--- Record excerpts Enclosed Below ---

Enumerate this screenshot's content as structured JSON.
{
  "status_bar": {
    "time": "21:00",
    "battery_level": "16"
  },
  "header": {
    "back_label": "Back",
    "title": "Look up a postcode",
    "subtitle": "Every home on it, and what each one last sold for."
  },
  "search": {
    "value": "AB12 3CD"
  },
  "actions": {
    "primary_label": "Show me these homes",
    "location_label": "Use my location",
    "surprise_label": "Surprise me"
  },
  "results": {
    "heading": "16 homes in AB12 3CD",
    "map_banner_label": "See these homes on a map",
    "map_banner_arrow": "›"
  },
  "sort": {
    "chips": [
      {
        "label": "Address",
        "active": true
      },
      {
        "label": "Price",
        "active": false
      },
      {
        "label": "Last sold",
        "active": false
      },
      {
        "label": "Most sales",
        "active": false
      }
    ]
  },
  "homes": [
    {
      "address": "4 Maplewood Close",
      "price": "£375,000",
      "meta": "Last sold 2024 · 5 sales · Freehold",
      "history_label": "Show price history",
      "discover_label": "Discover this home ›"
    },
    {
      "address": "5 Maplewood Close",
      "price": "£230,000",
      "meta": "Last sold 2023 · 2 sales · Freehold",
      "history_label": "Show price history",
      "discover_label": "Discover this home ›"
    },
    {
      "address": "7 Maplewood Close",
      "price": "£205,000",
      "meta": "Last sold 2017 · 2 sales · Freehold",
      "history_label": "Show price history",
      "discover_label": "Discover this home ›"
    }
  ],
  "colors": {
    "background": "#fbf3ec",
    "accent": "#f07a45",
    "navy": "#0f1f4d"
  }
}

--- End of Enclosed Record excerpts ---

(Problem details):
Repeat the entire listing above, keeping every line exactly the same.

(Solved exercise):
Enumerate this screenshot's content as structured JSON.
{
  "status_bar": {
    "time": "21:00",
    "battery_level": "16"
  },
  "header": {
    "back_label": "Back",
    "title": "Look up a postcode",
    "subtitle": "Every home on it, and what each one last sold for."
  },
  "search": {
    "value": "AB12 3CD"
  },
  "actions": {
    "primary_label": "Show me these homes",
    "location_label": "Use my location",
    "surprise_label": "Surprise me"
  },
  "results": {
    "heading": "16 homes in AB12 3CD",
    "map_banner_label": "See these homes on a map",
    "map_banner_arrow": "›"
  },
  "sort": {
    "chips": [
      {
        "label": "Address",
        "active": true
      },
      {
        "label": "Price",
        "active": false
      },
      {
        "label": "Last sold",
        "active": false
      },
      {
        "label": "Most sales",
        "active": false
      }
    ]
  },
  "homes": [
    {
      "address": "4 Maplewood Close",
      "price": "£375,000",
      "meta": "Last sold 2024 · 5 sales · Freehold",
      "history_label": "Show price history",
      "discover_label": "Discover this home ›"
    },
    {
      "address": "5 Maplewood Close",
      "price": "£230,000",
      "meta": "Last sold 2023 · 2 sales · Freehold",
      "history_label": "Show price history",
      "discover_label": "Discover this home ›"
    },
    {
      "address": "7 Maplewood Close",
      "price": "£205,000",
      "meta": "Last sold 2017 · 2 sales · Freehold",
      "history_label": "Show price history",
      "discover_label": "Discover this home ›"
    }
  ],
  "colors": {
    "background": "#fbf3ec",
    "accent": "#f07a45",
    "navy": "#0f1f4d"
  }
}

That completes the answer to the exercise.